Britain on Tuesday warned Scots that voting for independence would put jobs and investment in the Scottish energy industry at risk, threatening the commercial viability of North Sea oil and gas fields and renewable energy projects.
In September Scotland will hold an referendum on whether to sever its 307-year tie with England, with Scottish nationalists arguing that a split would give them greater economic freedom.
The British government wants to keep the union intact and has produced a series of analysis papers arguing its case on issues such as the currency, security and finance.
The latest paper, due to be released on Wednesday, will say that independence would deter investment in low-carbon renewable energy and make it unprofitable for firms to extract increasingly hard-to-reach oil and gas in the seas off Scotland.
"I fear the economic and energy progress will be seriously affected by the uncertainty and disruption of independence, as investors will hold onto their cash rather than risk it," Energy Secretary Ed Davey said ahead of the report's release.
A government briefing note said that Britain's wide tax base meant it could afford to offer incentives which made it profitable for firms to tap into dwindling oil and gas reserves, generating investment and creating thousands of jobs.
It also said Scotland accounted for 10 percent of electricity sales in Britain, but received 28 percent of consumer-funded subsidies that support renewable energy.
"The reality of independence is that Scottish low carbon energy is unlikely to be able to rely on the current levels of financial support provided by all U.K. energy bill payers," the briefing note said.
The government also warned that an independent Scotland would have to compete with other countries to sell electricity into England and Wales.
Speaking earlier on Tuesday Alex Salmond, the pro-independence leader of the Scottish National Party, said Scotland was the most energy-rich nation in the European Union on a per-head basis.
"Independence would give responsibility for Scotland's natural resources to the people who are most likely to harness them wisely - the people who live and work in Scotland," he said.
"It would allow us to adopt policies which meet our priorities and specialisms.

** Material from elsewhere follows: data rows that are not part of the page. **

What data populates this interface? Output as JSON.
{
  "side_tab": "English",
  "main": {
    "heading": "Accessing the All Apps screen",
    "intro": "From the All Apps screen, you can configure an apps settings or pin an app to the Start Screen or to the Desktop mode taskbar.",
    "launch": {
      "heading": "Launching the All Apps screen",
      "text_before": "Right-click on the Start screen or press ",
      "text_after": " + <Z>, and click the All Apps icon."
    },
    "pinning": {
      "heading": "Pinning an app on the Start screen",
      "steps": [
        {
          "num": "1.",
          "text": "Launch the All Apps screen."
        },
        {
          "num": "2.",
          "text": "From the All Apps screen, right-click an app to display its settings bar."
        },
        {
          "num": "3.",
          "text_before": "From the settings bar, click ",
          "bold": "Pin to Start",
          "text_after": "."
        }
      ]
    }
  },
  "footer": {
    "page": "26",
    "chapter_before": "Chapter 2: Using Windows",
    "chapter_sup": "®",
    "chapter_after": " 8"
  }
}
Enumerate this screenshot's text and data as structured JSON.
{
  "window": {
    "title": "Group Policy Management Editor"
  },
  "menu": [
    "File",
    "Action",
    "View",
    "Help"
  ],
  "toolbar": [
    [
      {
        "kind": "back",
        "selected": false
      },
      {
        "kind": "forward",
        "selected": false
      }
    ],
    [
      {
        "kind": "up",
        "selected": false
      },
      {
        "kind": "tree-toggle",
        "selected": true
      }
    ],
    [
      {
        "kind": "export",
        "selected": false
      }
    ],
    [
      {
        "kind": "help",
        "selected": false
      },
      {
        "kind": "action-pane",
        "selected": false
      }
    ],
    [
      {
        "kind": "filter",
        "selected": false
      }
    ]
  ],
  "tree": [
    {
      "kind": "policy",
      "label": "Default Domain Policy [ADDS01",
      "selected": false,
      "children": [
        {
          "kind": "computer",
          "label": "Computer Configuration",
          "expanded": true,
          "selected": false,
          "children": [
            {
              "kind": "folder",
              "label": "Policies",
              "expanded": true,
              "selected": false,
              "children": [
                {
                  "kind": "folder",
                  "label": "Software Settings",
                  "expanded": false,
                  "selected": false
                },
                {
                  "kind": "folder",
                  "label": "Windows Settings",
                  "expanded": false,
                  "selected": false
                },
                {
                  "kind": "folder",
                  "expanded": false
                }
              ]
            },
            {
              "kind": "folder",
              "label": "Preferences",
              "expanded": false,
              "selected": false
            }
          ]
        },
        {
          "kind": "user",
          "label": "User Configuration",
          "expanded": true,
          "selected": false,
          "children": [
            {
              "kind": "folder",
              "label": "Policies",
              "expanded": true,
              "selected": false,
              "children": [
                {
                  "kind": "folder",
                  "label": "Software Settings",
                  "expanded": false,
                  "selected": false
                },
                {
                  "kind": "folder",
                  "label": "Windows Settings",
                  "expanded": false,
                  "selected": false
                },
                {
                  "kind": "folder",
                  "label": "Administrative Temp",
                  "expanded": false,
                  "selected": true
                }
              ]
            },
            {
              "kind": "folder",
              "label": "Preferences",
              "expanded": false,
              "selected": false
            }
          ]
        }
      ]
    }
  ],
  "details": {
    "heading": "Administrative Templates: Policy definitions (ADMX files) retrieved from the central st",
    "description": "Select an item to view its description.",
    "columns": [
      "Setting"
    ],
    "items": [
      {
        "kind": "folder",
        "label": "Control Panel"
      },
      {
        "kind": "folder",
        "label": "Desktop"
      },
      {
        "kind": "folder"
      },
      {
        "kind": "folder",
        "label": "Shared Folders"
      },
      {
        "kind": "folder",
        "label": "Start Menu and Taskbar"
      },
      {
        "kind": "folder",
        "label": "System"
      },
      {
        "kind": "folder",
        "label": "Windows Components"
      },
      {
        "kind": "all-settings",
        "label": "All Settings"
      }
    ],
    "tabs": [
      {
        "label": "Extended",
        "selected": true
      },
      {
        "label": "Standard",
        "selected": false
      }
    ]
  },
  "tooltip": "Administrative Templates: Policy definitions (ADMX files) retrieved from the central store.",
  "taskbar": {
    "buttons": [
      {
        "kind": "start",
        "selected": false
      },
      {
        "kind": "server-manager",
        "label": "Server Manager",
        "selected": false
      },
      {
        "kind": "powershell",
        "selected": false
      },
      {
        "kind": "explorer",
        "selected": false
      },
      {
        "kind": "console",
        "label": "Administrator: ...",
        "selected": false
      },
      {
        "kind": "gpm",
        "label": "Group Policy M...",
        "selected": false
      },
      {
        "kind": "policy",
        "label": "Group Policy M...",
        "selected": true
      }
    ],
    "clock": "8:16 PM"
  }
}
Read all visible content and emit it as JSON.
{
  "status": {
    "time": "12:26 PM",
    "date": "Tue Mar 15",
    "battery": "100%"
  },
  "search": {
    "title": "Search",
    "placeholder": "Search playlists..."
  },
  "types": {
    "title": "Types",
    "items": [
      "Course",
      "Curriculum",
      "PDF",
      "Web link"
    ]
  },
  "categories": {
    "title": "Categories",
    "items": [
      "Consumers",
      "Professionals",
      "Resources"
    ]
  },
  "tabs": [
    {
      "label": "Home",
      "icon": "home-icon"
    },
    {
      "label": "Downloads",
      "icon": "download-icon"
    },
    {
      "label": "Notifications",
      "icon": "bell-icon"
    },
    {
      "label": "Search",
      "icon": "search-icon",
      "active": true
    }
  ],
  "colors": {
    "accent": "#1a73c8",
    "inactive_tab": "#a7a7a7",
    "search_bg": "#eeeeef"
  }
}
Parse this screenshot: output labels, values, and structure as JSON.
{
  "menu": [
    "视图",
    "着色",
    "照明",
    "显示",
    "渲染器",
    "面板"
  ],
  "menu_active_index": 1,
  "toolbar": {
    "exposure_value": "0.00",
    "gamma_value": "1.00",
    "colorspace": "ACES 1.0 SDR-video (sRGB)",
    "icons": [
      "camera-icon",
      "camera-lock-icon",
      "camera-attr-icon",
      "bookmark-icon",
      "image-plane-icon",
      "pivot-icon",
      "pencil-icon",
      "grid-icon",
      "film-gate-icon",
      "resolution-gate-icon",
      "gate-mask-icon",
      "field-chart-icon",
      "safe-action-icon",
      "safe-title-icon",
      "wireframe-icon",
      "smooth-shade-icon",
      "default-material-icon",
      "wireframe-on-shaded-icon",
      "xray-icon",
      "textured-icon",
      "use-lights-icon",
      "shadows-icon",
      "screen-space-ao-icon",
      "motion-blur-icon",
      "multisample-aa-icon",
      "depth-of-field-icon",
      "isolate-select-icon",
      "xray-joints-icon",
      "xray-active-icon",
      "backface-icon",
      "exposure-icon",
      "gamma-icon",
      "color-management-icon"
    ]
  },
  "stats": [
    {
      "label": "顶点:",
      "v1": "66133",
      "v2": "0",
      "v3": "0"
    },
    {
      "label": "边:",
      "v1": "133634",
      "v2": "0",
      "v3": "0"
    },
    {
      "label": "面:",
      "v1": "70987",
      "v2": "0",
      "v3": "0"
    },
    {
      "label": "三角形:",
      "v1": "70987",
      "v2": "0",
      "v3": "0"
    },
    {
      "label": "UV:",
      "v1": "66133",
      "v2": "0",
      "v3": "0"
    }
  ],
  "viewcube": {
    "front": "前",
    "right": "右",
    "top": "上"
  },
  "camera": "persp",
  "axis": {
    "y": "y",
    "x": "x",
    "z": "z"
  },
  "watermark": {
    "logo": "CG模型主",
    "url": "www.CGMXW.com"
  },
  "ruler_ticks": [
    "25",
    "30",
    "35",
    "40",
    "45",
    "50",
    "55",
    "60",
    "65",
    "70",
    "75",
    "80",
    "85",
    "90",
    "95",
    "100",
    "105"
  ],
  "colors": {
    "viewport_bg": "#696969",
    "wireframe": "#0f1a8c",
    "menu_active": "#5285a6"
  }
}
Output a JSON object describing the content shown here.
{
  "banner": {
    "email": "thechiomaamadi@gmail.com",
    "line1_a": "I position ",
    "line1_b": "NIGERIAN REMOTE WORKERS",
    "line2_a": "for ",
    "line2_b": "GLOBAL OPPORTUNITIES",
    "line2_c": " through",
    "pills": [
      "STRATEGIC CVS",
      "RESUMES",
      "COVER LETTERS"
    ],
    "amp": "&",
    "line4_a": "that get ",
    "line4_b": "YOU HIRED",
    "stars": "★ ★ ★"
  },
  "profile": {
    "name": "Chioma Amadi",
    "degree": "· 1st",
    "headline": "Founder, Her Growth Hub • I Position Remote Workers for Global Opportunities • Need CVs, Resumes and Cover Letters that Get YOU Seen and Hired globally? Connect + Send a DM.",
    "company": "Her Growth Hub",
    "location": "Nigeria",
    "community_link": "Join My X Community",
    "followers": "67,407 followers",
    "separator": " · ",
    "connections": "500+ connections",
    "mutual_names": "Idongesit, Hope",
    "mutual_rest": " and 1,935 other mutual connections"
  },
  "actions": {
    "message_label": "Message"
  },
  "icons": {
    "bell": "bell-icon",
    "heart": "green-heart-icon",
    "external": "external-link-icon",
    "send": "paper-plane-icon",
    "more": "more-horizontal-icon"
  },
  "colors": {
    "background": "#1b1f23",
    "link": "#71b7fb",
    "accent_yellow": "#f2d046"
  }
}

That would benefit Scotland, and it would also benefit our energy industry."
(Reporting by William James and Karolin Schaps; Editing by Robin Pomeroy)